“I’m actually pretty busy with that baseball team over your shoulder,” Ricketts quips, pointing to a television screen running a highlight reel.
The chairman of both Incapital and the Chicago Cubs (after leading his family’s acquisition in 2009), nonetheless still has a strong hand in the firm, and begins by noting its role as “a pioneer in offering corporate bonds through brokerage firms to investors.”
“We’ve now moved on to distribute additional products such as brokered deposits and UITs,” he adds.
Today, Incapital underwrites and distributes fixed income securities and structured notes through more than 700 broker-dealers, institutions, advisors and wealth managers.
When asked about the firm’s legacy of innovation and how it’s sidestepped the regulatory issues so many other firms have experienced when introducing “great, new products” to the market, only to subsequently go bust, Ricketts simply claims that “Each and every product we’ve offered has been thoroughly thought through from the standpoint of the investor at every level.”
That simplicity translates to everything the firm does.
“We’re very consistent in our messaging; we tell investors not to time the market or put all their eggs in one basket, rather, follow a roadmap and don’t overact to market events.”
Sounds basic enough, but coming from a major league baseball owner seems to give it added heft.
His latest passion are community investment notes, a form of SRI that doesn’t tangle with screens, arguments over sacrificed returns and opportunity costs like equity-based socially responsible investing.
“For everyone looking for SRI, here it is,” he emphatically states (for Ricketts anyway). “It’s like buying a bank CD or as simple as buying any other financial instrument.

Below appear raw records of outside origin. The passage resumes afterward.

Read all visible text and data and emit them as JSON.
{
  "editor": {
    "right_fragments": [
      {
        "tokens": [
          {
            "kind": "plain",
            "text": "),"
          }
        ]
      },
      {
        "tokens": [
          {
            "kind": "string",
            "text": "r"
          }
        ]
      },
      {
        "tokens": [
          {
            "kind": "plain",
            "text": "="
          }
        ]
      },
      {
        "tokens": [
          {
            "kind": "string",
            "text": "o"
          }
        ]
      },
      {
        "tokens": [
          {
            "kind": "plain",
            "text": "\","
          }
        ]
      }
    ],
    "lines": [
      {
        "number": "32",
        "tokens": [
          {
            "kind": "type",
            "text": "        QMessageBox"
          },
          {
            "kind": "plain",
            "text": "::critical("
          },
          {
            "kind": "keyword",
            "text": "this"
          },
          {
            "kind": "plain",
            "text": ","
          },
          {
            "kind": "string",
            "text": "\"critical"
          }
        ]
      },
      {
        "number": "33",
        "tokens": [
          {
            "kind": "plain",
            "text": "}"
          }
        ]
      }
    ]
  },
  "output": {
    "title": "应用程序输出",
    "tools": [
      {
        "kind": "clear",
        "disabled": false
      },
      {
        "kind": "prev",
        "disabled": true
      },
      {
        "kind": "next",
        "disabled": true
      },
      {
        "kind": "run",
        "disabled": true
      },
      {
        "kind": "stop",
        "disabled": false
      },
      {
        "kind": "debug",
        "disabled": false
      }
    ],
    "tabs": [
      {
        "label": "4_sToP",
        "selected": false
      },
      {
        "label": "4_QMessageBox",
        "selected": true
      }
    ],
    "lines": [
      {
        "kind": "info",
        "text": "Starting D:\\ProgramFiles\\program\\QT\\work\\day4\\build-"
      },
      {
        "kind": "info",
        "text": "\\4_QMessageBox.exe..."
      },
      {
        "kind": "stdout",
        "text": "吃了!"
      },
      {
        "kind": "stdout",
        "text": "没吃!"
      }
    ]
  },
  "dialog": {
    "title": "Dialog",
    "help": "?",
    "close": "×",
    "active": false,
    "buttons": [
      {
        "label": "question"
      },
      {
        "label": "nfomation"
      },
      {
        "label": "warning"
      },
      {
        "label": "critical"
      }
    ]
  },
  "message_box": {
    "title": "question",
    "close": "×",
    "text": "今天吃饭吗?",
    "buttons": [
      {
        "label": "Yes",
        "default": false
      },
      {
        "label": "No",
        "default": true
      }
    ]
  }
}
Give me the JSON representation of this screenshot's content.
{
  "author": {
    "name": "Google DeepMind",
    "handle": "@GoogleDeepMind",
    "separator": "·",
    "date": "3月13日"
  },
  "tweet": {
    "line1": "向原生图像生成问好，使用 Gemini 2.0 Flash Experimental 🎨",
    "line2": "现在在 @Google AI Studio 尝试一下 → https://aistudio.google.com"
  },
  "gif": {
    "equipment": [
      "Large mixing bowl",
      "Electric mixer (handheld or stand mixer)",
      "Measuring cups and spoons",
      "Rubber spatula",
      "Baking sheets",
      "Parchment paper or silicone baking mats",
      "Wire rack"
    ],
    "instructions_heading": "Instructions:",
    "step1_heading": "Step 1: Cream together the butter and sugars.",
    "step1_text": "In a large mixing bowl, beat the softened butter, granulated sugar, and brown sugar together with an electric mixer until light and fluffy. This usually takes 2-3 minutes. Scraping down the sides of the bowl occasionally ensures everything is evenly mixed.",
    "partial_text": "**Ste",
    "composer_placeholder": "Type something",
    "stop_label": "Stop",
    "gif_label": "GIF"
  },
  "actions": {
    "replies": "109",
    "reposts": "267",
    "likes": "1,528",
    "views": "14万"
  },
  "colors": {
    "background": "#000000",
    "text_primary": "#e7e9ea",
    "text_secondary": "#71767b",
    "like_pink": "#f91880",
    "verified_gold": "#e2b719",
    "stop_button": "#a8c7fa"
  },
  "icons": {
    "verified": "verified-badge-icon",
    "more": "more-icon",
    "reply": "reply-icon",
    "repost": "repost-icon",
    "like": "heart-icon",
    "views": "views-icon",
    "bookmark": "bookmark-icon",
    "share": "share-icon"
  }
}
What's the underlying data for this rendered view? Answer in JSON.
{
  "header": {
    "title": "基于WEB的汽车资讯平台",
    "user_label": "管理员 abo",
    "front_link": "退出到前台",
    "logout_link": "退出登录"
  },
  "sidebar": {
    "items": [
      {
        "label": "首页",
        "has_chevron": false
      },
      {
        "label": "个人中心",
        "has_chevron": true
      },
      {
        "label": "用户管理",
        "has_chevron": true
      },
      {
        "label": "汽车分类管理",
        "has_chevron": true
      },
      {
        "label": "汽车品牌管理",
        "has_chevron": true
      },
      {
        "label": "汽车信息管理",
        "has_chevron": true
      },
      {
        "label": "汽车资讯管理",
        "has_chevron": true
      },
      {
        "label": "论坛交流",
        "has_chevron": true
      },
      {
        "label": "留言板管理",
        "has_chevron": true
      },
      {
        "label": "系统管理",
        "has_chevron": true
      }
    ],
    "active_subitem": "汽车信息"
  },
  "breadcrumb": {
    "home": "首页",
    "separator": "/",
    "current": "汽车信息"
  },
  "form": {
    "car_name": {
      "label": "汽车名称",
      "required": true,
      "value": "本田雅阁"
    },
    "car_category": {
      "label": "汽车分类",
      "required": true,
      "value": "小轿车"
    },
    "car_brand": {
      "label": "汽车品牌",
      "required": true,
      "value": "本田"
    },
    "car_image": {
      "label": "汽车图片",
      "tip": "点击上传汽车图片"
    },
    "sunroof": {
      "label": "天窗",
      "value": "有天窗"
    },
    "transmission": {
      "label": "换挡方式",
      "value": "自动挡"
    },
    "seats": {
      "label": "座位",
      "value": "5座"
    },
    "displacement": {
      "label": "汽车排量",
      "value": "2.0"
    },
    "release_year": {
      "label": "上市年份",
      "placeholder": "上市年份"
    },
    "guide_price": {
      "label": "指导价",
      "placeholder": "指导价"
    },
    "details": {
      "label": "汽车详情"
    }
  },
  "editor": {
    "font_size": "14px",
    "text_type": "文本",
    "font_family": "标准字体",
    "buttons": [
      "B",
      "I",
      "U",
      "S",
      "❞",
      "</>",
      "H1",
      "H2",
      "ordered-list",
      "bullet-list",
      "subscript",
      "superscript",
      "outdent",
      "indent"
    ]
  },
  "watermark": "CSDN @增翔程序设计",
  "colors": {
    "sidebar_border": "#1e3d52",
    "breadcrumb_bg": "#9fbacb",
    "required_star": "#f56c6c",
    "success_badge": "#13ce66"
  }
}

It’s not luck, but rather by design that they’re safe, have low transaction costs and low friction.”
Arguing that there are no “real, tangible opportunity costs, “it’s a way to do social good and enjoy returns.”
When asked about his “skin in the game” with the product he is promoting, he says his broker calls when the notes mature and he simply rolls them over.
“It’s very direct, and with none of the complaints heard on the equity SRI side. The notes are used for affordable housing, to help start businesses and for micro lending in other countries. They have extremely low default rates.”
As to his other love, the Cubs, and the renovations currently happening at famed Wrigley Field, he mentions the intricacies (delicately put) of dealing with Chicago politics—and waiting for the right opportunities to move the renovation process ahead.
Speaking of waiting, he concludes it’s something fixed income investors can’t afford to do.
“Sure, in the current environment, you might want to shorten your ladder, but the key is to not just do nothing. You can’t park it somewhere and get zero percent.”